Students celebrating water conservation in an empty Stanford fountain

At Stanford the water conservation program began in 2001. As a result, the campus has reduced potable water consumption by 45% since its start, thanks to the notable efforts from all major campus water users, as well as considerable savings gained from Stanford Energy System Innovations (SESI). Program advancements aim to embed responsible water use into our everyday operations and routine, as conservation in California is way of life.

Water saving measures

In 2017-18, more than 500 water-saving actions were completed by nearly 200 unique users in My Cardinal Green.

Water Consumption Trends

Embedding Sustainability in Food and Living

Residential & Dining Enterprises (R&DE) is home to 13,000 students, and serves 18,000 meals per day, and incorporates sustainability throughout every aspect of its service. R&DE prioritizes local, organic, humanely raised, fairly traded food, as well as food from family-owned farms and sustainable fisheries.

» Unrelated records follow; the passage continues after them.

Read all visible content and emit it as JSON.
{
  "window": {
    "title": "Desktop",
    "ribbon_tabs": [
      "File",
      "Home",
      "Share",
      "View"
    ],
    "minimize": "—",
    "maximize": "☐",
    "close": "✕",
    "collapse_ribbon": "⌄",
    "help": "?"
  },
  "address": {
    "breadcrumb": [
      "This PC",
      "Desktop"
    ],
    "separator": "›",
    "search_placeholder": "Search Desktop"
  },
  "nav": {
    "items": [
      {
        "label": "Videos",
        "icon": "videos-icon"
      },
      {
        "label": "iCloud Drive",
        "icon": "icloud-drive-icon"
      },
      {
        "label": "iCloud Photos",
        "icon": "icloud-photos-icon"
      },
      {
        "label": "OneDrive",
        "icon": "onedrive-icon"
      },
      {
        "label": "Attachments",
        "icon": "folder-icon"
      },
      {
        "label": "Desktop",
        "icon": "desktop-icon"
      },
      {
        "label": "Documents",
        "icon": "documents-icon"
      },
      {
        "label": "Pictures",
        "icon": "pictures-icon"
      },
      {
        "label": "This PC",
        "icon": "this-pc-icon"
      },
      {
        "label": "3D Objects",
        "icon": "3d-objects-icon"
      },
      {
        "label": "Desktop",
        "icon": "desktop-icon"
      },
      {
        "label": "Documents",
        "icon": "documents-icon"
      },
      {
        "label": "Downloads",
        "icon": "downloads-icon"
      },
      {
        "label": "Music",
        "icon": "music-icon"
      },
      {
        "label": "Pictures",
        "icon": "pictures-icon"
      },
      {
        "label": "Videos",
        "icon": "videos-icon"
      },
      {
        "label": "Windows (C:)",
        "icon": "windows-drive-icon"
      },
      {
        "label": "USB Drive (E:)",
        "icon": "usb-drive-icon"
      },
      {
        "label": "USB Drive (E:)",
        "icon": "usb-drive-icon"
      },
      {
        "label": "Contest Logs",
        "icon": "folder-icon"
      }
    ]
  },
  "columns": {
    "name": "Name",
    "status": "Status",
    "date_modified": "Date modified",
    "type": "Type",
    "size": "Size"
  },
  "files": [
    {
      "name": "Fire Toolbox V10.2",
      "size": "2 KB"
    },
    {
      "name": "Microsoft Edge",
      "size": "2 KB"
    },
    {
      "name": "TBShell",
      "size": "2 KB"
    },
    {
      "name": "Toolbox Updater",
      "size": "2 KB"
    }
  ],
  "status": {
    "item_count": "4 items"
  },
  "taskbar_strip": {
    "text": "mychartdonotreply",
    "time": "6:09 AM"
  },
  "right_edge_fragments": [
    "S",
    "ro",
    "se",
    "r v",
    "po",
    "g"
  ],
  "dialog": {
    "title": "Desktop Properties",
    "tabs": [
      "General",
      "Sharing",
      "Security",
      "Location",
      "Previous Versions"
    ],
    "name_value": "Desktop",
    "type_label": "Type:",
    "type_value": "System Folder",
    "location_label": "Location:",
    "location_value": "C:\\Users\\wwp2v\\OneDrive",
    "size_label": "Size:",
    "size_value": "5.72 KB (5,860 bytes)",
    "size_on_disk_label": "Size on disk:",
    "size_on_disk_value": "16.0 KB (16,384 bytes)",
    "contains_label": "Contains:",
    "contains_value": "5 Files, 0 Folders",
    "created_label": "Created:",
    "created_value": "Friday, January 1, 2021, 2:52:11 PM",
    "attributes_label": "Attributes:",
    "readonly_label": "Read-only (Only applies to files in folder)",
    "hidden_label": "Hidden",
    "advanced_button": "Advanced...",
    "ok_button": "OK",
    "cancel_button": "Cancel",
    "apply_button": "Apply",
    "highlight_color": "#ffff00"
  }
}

In 2017-18, R&DE centralized its sustainability and utilities office to ensure it takes a holistic approach in more than 300 facilities across its catering, hospitality, dining, administration, and residential divisions.

Students prepare a meal made from sustainable ingredients

R&DE’s efforts directly influence student learning and the overall campus culture, as well as the lives of Stanford’s students as they move into new communities after graduation. The group collaborates with faculty, students, and staff to foster behavior change, reduce energy and water consumption and waste production, implement food donation programs, and integrate long-term sustainable thinking into how it operates.

Sustainable food and living practices

Over 50 students worked with R&DE in 2017-18 to perform research, test new ideas, and implement sustainability projects in their living and eating spaces.

2017-18 Culture of Excellence

60 local farms supply food for R&DE
150 community garden plots
10 organic teaching gardens on campus
57,701 pounds of Deliciously Imperfect organic and local produce purchased
99% chemical free cleaning standards in 32 residences, avoiding over 350 gallons of chemicals per year
27.5 million+ kbtu saved through implementation of a new Energy Information Management System
7,856 mbtu saved through winter heating reduction initiatives

Optimizing Building Design and Construction

To evolve as an academic enterprise, Stanford strives to create nimble structures that empower cross-disciplinary collaboration and spark new approaches to solve urgent problems. To do so, the university must maintain its leadership in sustainable buildings and accelerate application of sustainability practices in the built environment. The Department of Project Management (DPM) oversees major construction on campus; it has embraced a new method of benchmarking that allows for a more holistic—and more rigorous—method for designing high-performance buildings. The whole-building performance targets are derived specifically for each new building coming online and ensure that each new building performs better than the last.

A View of Hoover Tower from the Science and Engineering Quad

Because the whole-building energy targets capture all energy loads of a building, not just those regulated by code, the design team has more flexibility in meeting targets, and the operations team has a much better understanding of how much energy the building should be consuming. These changes have contributed to all Stanford buildings operating at a LEED gold standard.

The New Traitel Building

In 2017-18 three new buildings came online utilizing the whole building performance targets.

Sustainable Features of New Construction in 2018 Include:

4,926 LED light bulbs
203 occupancy sensors for energy reduction
59 low-flow faucets and sink fixtures
90 low-flow toilets